(pictured: the Rev. Janet Grill of St. Andrew Lutheran Church in Shadyside started using Eco-Palms in an effort to get churches to use sustainable fronds for Palm Sunday.
Lutheran World Relief was the first church agency on board. In a pilot project in Minnesota, 5,000 Eco-Palms were sold. The next year they sold 70,000 nationwide. Since then, the Presbyterian Church (USA), United Methodist Committee on Relief and Catholic Relief Services have joined.
Nearly 780,000 Eco-Palms were sold this year, and Pennsylvania is the second largest state. Prices start at $6 for 18-20 plus $10 shipping, and progress to $138 for 540-600 plus $22 shipping.
Kattie Somerfeld, fair trade project coordinator at Lutheran World Relief, said that the only complaints she hears are from those who prefer palm strips.
"Most of the feedback is that they are beautiful, and that it’s nice to celebrate another dimension of justice when we celebrate Palm Sunday," she said.
Eco-Palm harvesters are paid by the quality, not the quantity, so they harvest fewer and cut carefully. Waste has been reduced from as high as 50 percent to little more than 5 percent.
Workers are paid at least five times what the middlemen paid them, and middlemen have been eliminated. Eco-Palm cooperatives have their own warehouses, and sell directly to the United States. Online sales and delivery is handled by a Minnesota florist, who sends a 5-cent rebate from each frond back to the harvesting communities.
Melanie Hardison, a program associate in the Presbyterian Hunger Program at Presbyterian Church (USA) headquarters in Louisville, Ky., has visited Eco-Palm cooperatives.
"The people were very proud to show us the improvements in their communities. They’ve been able to improve their schools and, in one community, they’ve made improvements to the church. They are able to do a lot of things around education and health because of the extra income they receive from Eco-Palms," she said.
Each community decides how to use its share of the rebate. One Guatemalan community created scholarships for girls, who were formerly denied schooling because their parents couldn’t afford to pay.
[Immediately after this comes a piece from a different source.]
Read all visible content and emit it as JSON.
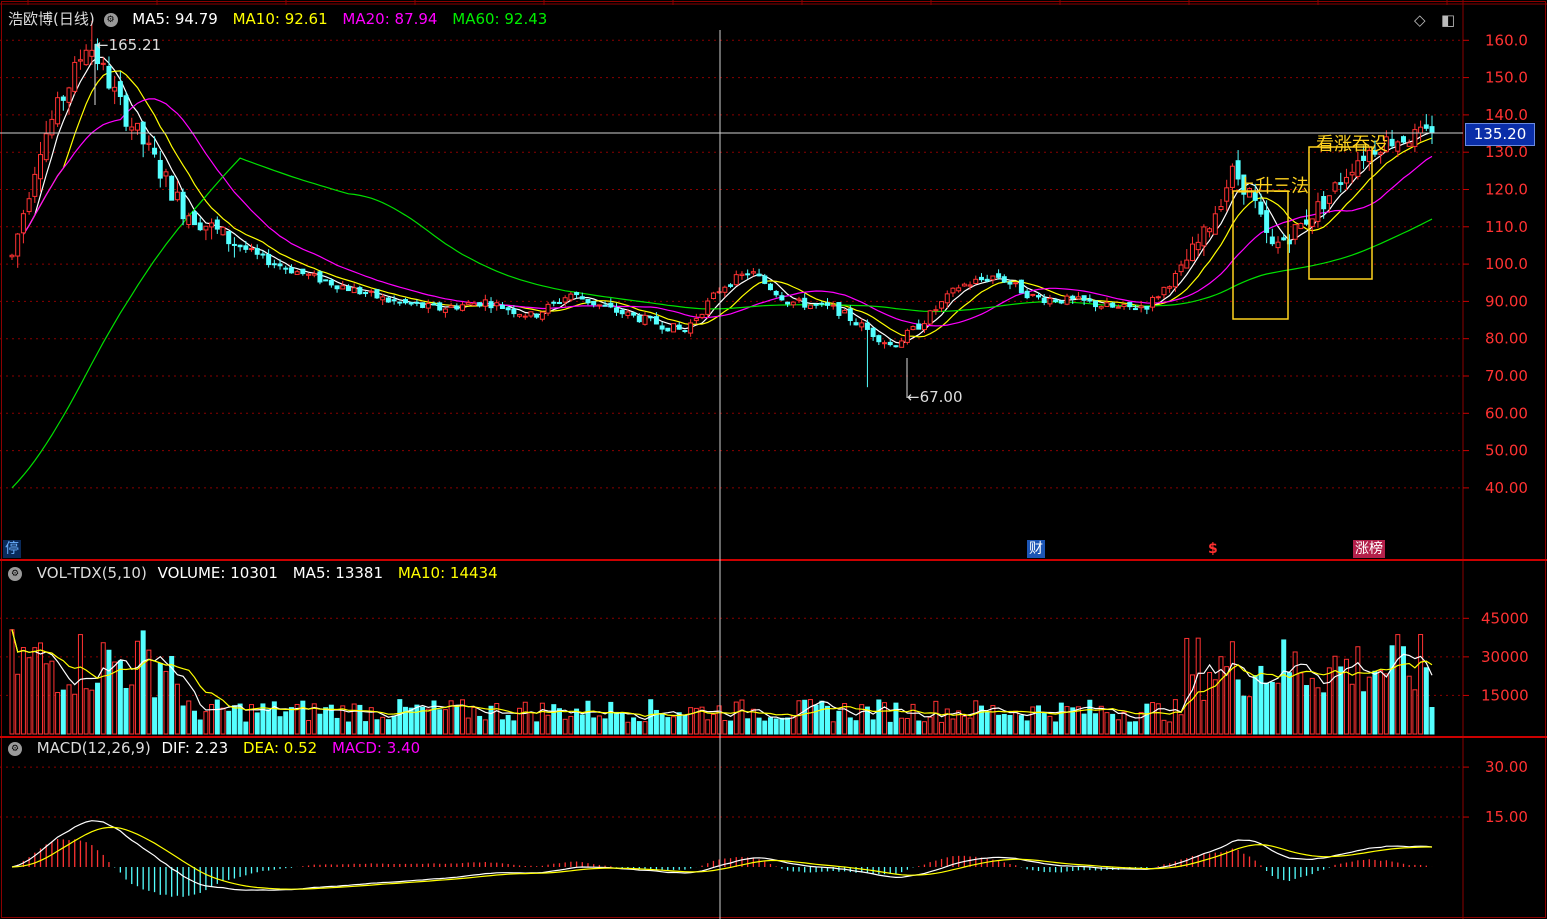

Another built a community kitchen. In Mexico, a cooperative put the money back into the business, making major improvements to the warehouse.
The project is contributing to the protection of forests, which villagers no longer want to remove in order to plant food crops. They take fire prevention very seriously, Mr. Current said.
The Rainforest Alliance in Guatemala has certified the Eco-Palm cooperatives there for sustainable management, he said. The cooperatives in Mexico are similarly managed but have not yet been able to afford sustainability audits.